William & Mary Law Professors Ibrahim and Haeberle Honored with Top 10 Securities Law Articles for 2019
Professors Darian M. Ibrahim and Kevin S. Haeberle of William & Mary Law School have both had articles selected for republication in the Securities Law Review.
Published by Thompson Reuters, the Securities Law Review typically selects the top eight to ten articles of the year in the securities area, as determined by its editors.
“Inclusion in this important publication signals the highest level of scholarship in the field of securities,” said Davison M. Douglas, Dean and John Stewart Bryan Professor of Jurisprudence at William & Mary Law School. “It’s gratifying to have the work of two of our faculty selected for this honor in a single year.”
Ibrahim’s article, “Public or Private Venture Capital?" appeared in the Washington Law Review, vol. 94. Read more.
Haeberle’s article, “Information Asymmetry and the Protection of Ordinary Investors” was also selected for presentation at the Yale/Harvard/Stanford Junior Faculty Workshop in 2019. The article was originally published in the UC Davis Law Review, vol. 53. Read more.
Ibrahim is the Tazewell Taylor Professor of Law and focuses on corporate law, securities law, venture capital, and entrepreneurship. Haeberle is an Associate Professor of Law, and will become a Professor of Law effective in the upcoming academic year, specializing in securities law with a particular focus on the regulation of capital markets.

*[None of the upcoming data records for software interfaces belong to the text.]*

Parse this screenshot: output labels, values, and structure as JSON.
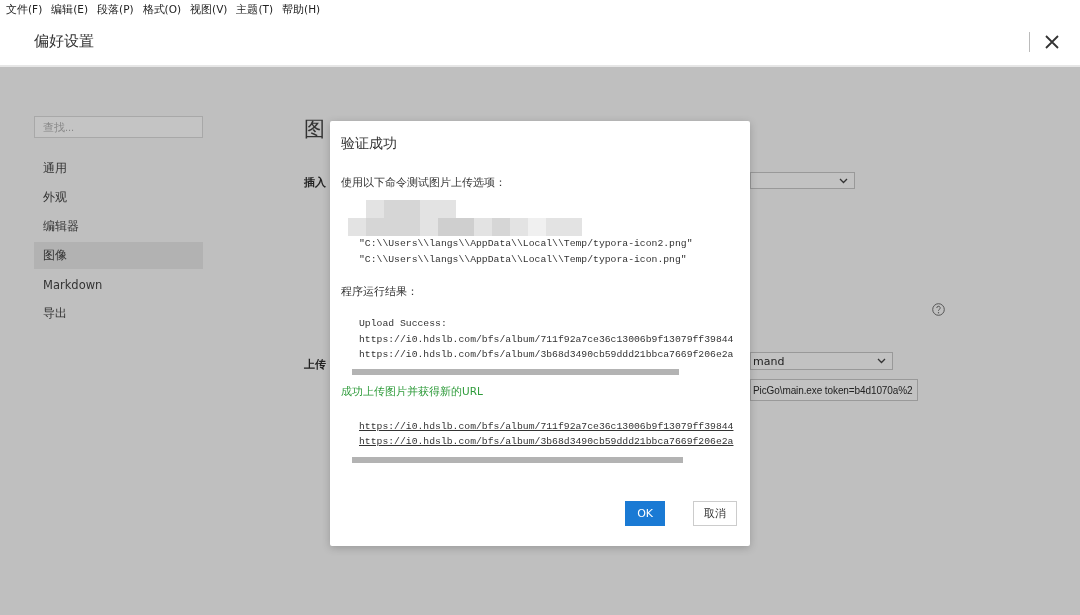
{
  "menu_bar": [
    "文件(F)",
    "编辑(E)",
    "段落(P)",
    "格式(O)",
    "视图(V)",
    "主题(T)",
    "帮助(H)"
  ],
  "window": {
    "title": "偏好设置"
  },
  "sidebar": {
    "search": {
      "placeholder": "查找..."
    },
    "items": [
      {
        "label": "通用",
        "selected": false
      },
      {
        "label": "外观",
        "selected": false
      },
      {
        "label": "编辑器",
        "selected": false
      },
      {
        "label": "图像",
        "selected": true
      },
      {
        "label": "Markdown",
        "selected": false
      },
      {
        "label": "导出",
        "selected": false
      }
    ]
  },
  "settings": {
    "heading": "图",
    "insert_label": "插入",
    "upload_label": "上传",
    "uploader_select": {
      "value": "mand"
    },
    "command_field": {
      "value": "PicGo\\main.exe token=b4d1070a%2"
    }
  },
  "dialog": {
    "title": "验证成功",
    "prompt": "使用以下命令测试图片上传选项：",
    "command_lines": [
      "\"C:\\\\Users\\\\langs\\\\AppData\\\\Local\\\\Temp/typora-icon2.png\"",
      "\"C:\\\\Users\\\\langs\\\\AppData\\\\Local\\\\Temp/typora-icon.png\""
    ],
    "result_label": "程序运行结果：",
    "output_lines": [
      "Upload Success:",
      "https://i0.hdslb.com/bfs/album/711f92a7ce36c13006b9f13079ff39844",
      "https://i0.hdslb.com/bfs/album/3b68d3490cb59ddd21bbca7669f206e2a"
    ],
    "success_message": "成功上传图片并获得新的URL",
    "url_links": [
      "https://i0.hdslb.com/bfs/album/711f92a7ce36c13006b9f13079ff39844",
      "https://i0.hdslb.com/bfs/album/3b68d3490cb59ddd21bbca7669f206e2a"
    ],
    "buttons": [
      {
        "label": "OK",
        "kind": "primary"
      },
      {
        "label": "取消",
        "kind": "secondary"
      }
    ]
  }
}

Ibrahim and Haeberle are Faculty Fellows at William & Mary Law School’s Center for the Study of Law and Markets.
Updated annually, the Securities Law Review solves the problem of staying in touch with the latest shifts in securities law by collecting articles about securities law from the past year and compiling them in one volume. Every article in each collection contributes to understanding of the evolving framework of securities law and practice.

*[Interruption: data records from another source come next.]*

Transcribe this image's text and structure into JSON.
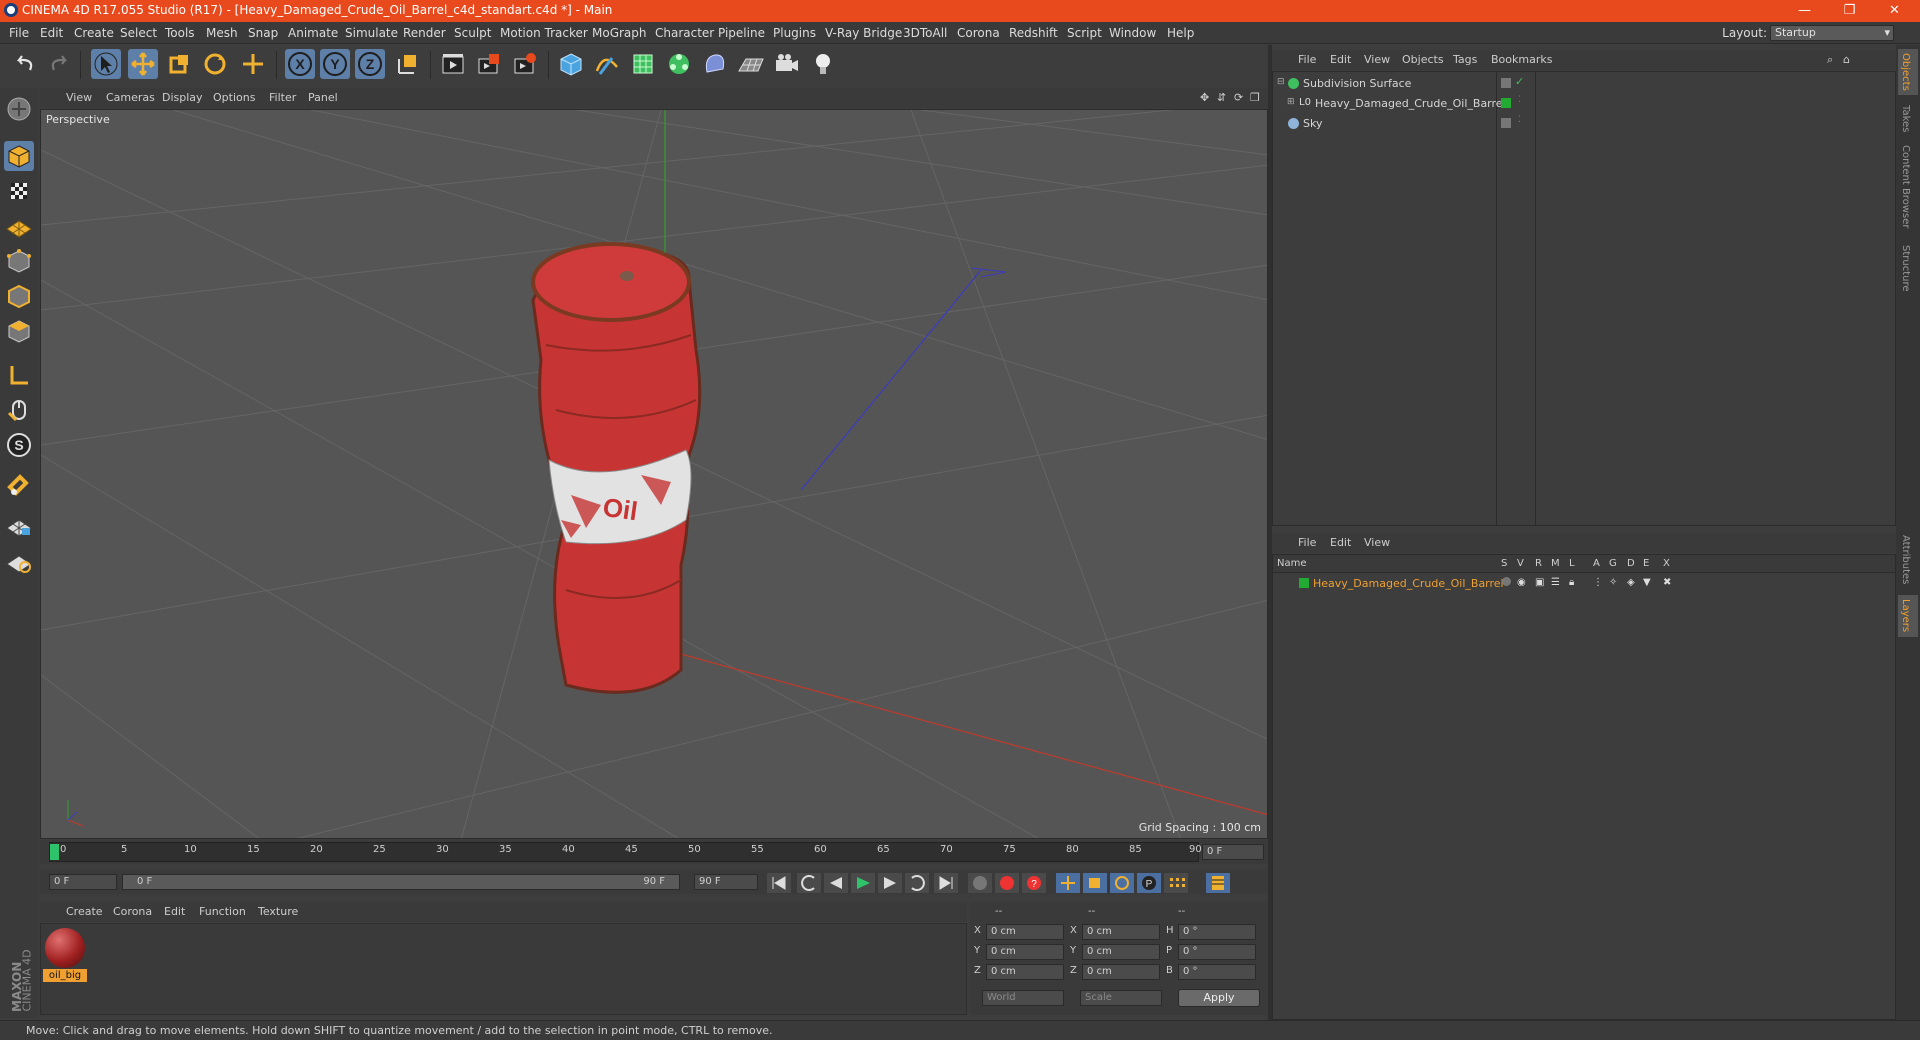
{
  "window": {
    "title": "CINEMA 4D R17.055 Studio (R17) - [Heavy_Damaged_Crude_Oil_Barrel_c4d_standart.c4d *] - Main",
    "minimize": "—",
    "maximize": "❐",
    "close": "✕"
  },
  "menubar": {
    "items": [
      "File",
      "Edit",
      "Create",
      "Select",
      "Tools",
      "Mesh",
      "Snap",
      "Animate",
      "Simulate",
      "Render",
      "Sculpt",
      "Motion Tracker",
      "MoGraph",
      "Character",
      "Pipeline",
      "Plugins",
      "V-Ray Bridge",
      "3DToAll",
      "Corona",
      "Redshift",
      "Script",
      "Window",
      "Help"
    ],
    "layout_label": "Layout:",
    "layout_value": "Startup"
  },
  "toolbar": {
    "axis_x": "X",
    "axis_y": "Y",
    "axis_z": "Z"
  },
  "viewport": {
    "menu": [
      "View",
      "Cameras",
      "Display",
      "Options",
      "Filter",
      "Panel"
    ],
    "camera_label": "Perspective",
    "grid_spacing": "Grid Spacing : 100 cm",
    "barrel_text": "Oil"
  },
  "timeline": {
    "ticks": [
      "0",
      "5",
      "10",
      "15",
      "20",
      "25",
      "30",
      "35",
      "40",
      "45",
      "50",
      "55",
      "60",
      "65",
      "70",
      "75",
      "80",
      "85",
      "90"
    ],
    "current_frame": "0 F",
    "start_field": "0 F",
    "range_start": "0 F",
    "range_end": "90 F",
    "end_field": "90 F"
  },
  "material_manager": {
    "menu": [
      "Create",
      "Corona",
      "Edit",
      "Function",
      "Texture"
    ],
    "materials": [
      {
        "name": "oil_big"
      }
    ]
  },
  "coordinates": {
    "headers": [
      "--",
      "--",
      "--"
    ],
    "rows": [
      {
        "a": "X",
        "pos": "0 cm",
        "b": "X",
        "size": "0 cm",
        "c": "H",
        "rot": "0 °"
      },
      {
        "a": "Y",
        "pos": "0 cm",
        "b": "Y",
        "size": "0 cm",
        "c": "P",
        "rot": "0 °"
      },
      {
        "a": "Z",
        "pos": "0 cm",
        "b": "Z",
        "size": "0 cm",
        "c": "B",
        "rot": "0 °"
      }
    ],
    "mode_world": "World",
    "mode_scale": "Scale",
    "apply": "Apply"
  },
  "object_manager": {
    "menu": [
      "File",
      "Edit",
      "View",
      "Objects",
      "Tags",
      "Bookmarks"
    ],
    "objects": [
      {
        "name": "Subdivision Surface"
      },
      {
        "name": "Heavy_Damaged_Crude_Oil_Barrel"
      },
      {
        "name": "Sky"
      }
    ]
  },
  "layer_manager": {
    "menu": [
      "File",
      "Edit",
      "View"
    ],
    "columns": [
      "Name",
      "S",
      "V",
      "R",
      "M",
      "L",
      "A",
      "G",
      "D",
      "E",
      "X"
    ],
    "layers": [
      {
        "name": "Heavy_Damaged_Crude_Oil_Barrel"
      }
    ]
  },
  "side_tabs": [
    "Objects",
    "Takes",
    "Content Browser",
    "Structure",
    "Attributes",
    "Layers"
  ],
  "branding": {
    "maxon": "MAXON",
    "cinema": "CINEMA 4D"
  },
  "status": "Move: Click and drag to move elements. Hold down SHIFT to quantize movement / add to the selection in point mode, CTRL to remove.",
  "colors": {
    "accent": "#e8491d",
    "selection": "#f0a030",
    "layer_green": "#22aa33",
    "barrel_red": "#d63a3a"
  }
}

About William & Mary Law School
Thomas Jefferson founded William & Mary Law School in 1779 to train leaders for the new nation. Now in its third century, America's oldest law school continues its historic mission of educating citizen lawyers who are prepared both to lead and to serve.